visit www.wisconsinhistory.org/localhistory/
Affiliate pass to Wisconsin Historical Society
sites for members of affiliated local historical
societies - printed on paper copies of
newsletter only.
New Resources at Library Site to Research Your Family’s Past
(continued from page 1)
Norbert has been working for some time
creating databases that list area high school
graduates and veterans who have served in the
armed services. After deciding that a local
microfilm reader would be very helpful in this
research, especially for newspapers, he offered
to fund its purchase. He and several directors
studied the reader-printers available and
recommended purchasing the unit now located
in the office at the library.
Abstracts of Title. Several volunteers are
collecting and organizing abstracts of title.
These records of property ownership are
invaluable for tracing village properties and
farmlands. We have a number from three
townships, carefully listed and described by
volunteers. To enlarge this collection, we
welcome donations of additional abstracts of
title for places in the DeForest area.
Norwegian-American newsletters. Many
Norwegians settled in the DeForest area,
giving their heritage special local interest.
Thanks to Cynthia Karraker, we now have
two Norwegian-American newsletters in our
collection dating from about 1997-2000:
Local newspapers. Following the receipt of the
microfilm reader-printer, the society bought
several microfilm reels of the DeForest Times
and DeForest Times-Tribune from the
Wisconsin Historical Society. These reels,
covering the years 1896 through 1968, are now
in our library office and available for your use.
We also hope to get the Morrissonville Tribune.
• Døtre Av Norge (Daughters of Norway),
published each two months. American
women founded the Daughters of Norway to
preserve their Norwegian heritage.
Donations and memorials are welcome to fund
the purchase of additional reels for the years
1969 through the present. The current price is
$80 per reel; we understand this will go up to

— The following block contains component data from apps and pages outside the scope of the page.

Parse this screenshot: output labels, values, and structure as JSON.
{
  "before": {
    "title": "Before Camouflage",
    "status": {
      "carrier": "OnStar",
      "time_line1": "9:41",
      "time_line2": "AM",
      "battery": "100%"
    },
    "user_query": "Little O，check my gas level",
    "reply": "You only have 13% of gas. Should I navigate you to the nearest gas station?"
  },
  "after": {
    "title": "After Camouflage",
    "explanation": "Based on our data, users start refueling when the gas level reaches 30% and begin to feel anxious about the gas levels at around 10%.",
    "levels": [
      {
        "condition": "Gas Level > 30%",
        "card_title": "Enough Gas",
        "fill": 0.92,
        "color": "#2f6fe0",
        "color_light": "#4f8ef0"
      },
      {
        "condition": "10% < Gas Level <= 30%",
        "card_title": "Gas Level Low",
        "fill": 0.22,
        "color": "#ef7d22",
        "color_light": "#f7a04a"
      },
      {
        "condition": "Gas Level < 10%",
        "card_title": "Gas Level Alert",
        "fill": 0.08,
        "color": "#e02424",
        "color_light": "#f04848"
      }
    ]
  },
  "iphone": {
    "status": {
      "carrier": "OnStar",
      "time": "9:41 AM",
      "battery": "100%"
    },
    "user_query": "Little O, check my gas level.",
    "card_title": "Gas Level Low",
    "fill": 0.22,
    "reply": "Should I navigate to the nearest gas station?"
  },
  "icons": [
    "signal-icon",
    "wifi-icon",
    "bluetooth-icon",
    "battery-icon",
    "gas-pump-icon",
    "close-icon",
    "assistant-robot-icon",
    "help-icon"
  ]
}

$95 in July. Donor names can be inscribed on
the storage boxes of any purchased reels.
• Vesterheim News, published by the
Vesterheim Norwegian-American Museum
in Decorah, Iowa. The Vesterheim has more
than a dozen historic buildings and over
24,000 artifacts of Norwegian immigration.
DeForest Area Historical Society
Box 124
DeForest, Wisconsin 53532
“Behold the Work of the Old . . .
Let your Heritage not be lost.
But Bequeath it as a Memory, Treasure and Blessing . . .
Gather the lost and the hidden
And preserve it for thy Children.” - C. Metz (1846)